In a Wednesday night television interview President Mauricio Macri explicitly confirmed his choice of City judge Inés Weinberg de Roca to replace Alejandra Gils Carbó (who quit last October) as Attorney-General, stating that she was not “contaminated by Comodoro Py (the courthouse of federal judges).”
DAMIAN PACHTER TESTIFIES
Former Buenos Aires Herald journalist Damián Pachter testified in Israel on Thursday, as part of the trial investigating the accusations lodged by late AMIA special prosecutor Alberto Nisman against the Cristina Fernández de Kirchner administration, in connection with its 2013 memorandum of understanding with Iran (which Nisman denounced as designed to cover-up Tehran’s role in the 1994 AMIA Jewish community centre terrorist bomb attack leaving 85 dead). Pachter pointed the finger directly at the CFK administration as having ordered Nisman’s death in early 2015, and repeated his claims, adding that he has lived “under pressure” ever since. The first journalist to break the story, Pachter has refused to reveal his source.
Today is the 42nd anniversary of the 1976 military coup, which human rights organisations will be marking with a rally in Plaza de Mayo that will also present some more contemporary demands. Meanwhile, the preceding week included a couple of items related to the dark era that began in 1976. Former Navy commander Alfredo Astiz (wanted in France for the disappearance of two French nuns among other crimes against humanity) was included by the Federal Penitentiary Service in a list of those qualifying for house arrest, sparking uproad. Astiz, 67, is below the minimum age of 70 for house arrest and the decision still awaits judicial approval. At the same time, 88-yearold former deputy Buenos Aires provincial police chief Miguel Etchecolatz, returned to prison this week nearly a year after being granted house arrest last April.

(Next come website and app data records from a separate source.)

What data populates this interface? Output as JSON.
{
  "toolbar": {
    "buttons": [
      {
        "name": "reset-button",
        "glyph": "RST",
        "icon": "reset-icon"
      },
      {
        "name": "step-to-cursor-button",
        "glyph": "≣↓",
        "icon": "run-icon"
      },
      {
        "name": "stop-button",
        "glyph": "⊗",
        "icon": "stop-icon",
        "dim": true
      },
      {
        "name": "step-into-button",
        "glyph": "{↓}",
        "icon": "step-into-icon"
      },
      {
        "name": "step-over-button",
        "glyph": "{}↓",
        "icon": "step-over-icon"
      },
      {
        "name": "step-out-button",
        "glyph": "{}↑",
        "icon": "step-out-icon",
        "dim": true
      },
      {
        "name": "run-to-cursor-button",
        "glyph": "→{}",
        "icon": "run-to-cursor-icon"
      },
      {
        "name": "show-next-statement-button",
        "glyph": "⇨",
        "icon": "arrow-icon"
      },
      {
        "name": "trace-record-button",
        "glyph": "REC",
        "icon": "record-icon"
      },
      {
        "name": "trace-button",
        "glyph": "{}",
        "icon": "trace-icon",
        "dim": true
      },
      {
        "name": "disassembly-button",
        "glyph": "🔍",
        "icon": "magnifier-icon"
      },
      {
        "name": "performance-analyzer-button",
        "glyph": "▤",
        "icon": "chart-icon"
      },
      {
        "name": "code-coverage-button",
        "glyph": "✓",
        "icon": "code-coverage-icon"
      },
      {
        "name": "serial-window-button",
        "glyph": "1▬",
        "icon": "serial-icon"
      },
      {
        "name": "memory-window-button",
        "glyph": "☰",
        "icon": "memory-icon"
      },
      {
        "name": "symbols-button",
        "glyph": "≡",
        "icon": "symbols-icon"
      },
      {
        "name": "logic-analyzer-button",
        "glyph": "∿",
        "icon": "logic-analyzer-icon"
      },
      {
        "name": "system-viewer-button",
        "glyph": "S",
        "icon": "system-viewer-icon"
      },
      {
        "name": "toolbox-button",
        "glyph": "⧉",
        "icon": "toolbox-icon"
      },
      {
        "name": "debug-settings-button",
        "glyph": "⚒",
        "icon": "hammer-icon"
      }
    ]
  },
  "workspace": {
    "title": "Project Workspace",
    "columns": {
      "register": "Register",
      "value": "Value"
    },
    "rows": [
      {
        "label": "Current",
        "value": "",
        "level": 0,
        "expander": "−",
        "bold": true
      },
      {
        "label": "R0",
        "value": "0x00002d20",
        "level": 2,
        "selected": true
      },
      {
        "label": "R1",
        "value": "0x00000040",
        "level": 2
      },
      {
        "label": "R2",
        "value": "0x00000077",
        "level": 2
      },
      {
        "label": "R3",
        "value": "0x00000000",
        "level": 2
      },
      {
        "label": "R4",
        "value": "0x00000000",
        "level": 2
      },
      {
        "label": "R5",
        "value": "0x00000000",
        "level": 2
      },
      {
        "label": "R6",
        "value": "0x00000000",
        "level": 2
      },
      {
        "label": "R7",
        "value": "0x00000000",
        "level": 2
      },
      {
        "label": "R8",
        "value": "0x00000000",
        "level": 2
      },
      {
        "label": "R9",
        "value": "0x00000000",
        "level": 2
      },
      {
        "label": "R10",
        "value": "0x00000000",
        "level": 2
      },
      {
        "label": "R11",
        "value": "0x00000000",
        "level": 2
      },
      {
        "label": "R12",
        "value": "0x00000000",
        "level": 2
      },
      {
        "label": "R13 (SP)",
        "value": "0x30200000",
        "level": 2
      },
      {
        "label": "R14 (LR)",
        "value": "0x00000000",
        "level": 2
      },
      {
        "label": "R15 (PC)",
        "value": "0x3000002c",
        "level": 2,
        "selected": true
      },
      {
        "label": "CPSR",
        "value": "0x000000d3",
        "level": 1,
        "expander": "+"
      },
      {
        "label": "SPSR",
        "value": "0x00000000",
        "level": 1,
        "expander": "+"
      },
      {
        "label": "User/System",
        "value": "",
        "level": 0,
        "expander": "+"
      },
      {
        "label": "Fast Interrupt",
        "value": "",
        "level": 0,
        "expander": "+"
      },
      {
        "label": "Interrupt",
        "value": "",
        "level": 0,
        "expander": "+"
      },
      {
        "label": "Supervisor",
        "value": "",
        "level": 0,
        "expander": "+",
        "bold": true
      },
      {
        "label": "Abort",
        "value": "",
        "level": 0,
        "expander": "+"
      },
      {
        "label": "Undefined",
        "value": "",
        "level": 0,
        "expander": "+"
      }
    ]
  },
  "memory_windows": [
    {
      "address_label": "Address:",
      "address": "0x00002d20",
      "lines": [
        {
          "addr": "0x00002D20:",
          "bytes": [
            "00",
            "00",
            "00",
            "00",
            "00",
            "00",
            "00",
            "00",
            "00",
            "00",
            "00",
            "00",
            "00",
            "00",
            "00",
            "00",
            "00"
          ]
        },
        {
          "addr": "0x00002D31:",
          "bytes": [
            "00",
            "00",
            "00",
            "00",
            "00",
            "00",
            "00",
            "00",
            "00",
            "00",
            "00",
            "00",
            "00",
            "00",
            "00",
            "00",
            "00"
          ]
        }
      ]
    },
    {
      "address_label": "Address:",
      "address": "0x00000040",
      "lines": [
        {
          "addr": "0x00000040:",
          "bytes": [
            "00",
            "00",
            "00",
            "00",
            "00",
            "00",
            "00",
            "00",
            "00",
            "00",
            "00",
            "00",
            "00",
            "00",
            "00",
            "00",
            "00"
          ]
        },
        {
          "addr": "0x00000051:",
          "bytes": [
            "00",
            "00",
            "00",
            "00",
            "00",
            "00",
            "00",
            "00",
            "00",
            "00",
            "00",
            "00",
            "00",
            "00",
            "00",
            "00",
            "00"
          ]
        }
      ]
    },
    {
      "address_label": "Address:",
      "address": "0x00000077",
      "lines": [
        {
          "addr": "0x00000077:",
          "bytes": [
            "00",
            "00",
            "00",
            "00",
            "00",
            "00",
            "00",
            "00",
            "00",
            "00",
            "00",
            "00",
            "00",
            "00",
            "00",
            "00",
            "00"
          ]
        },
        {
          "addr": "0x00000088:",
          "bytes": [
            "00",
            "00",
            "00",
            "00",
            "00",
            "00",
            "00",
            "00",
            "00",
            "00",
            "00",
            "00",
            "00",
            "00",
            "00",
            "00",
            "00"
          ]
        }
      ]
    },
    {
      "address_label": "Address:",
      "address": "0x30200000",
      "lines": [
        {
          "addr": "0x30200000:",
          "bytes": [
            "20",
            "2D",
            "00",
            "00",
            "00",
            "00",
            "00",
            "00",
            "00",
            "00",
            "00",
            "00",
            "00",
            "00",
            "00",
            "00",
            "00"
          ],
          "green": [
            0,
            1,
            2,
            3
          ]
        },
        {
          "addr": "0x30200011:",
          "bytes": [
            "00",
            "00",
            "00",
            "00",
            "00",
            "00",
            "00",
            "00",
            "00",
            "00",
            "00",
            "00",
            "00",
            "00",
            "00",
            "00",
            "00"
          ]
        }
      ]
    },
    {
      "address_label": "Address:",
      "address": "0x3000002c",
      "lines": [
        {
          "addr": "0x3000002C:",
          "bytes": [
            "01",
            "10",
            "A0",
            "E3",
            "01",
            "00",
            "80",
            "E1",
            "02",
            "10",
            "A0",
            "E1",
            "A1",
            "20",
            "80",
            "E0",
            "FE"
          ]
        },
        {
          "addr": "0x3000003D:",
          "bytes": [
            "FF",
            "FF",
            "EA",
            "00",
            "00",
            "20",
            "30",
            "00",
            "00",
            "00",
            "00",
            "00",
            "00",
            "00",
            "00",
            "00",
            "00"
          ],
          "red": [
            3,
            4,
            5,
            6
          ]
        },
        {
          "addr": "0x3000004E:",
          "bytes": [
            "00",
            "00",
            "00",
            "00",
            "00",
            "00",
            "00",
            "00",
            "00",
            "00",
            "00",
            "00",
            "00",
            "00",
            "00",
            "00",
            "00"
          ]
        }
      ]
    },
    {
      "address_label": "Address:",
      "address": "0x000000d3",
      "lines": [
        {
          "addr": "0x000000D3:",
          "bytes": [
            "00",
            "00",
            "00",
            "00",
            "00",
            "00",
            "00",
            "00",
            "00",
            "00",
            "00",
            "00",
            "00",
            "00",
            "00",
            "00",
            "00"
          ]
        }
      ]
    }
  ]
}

The pay dispute between Buenos Aires province teachers and the provincial government remains as deadlocked as ever after teacher unions knocked back the latest offer, which added a 3,000-peso training bonus to the previous proposal of a 15-percent pay increase, plus 6,000 pesos in the event of perfect attendance. At the time of writing, leaders of the Suteba and FEB unions agreed to strike, with a date not yet set. It will likely take place in early April.
The Criminal Cassation Court on Thursday confirmed the trial of Buenos Aires provincial policeman Luis Chocobar for gunning down a fleeing mugger who had stabbed a US tourist.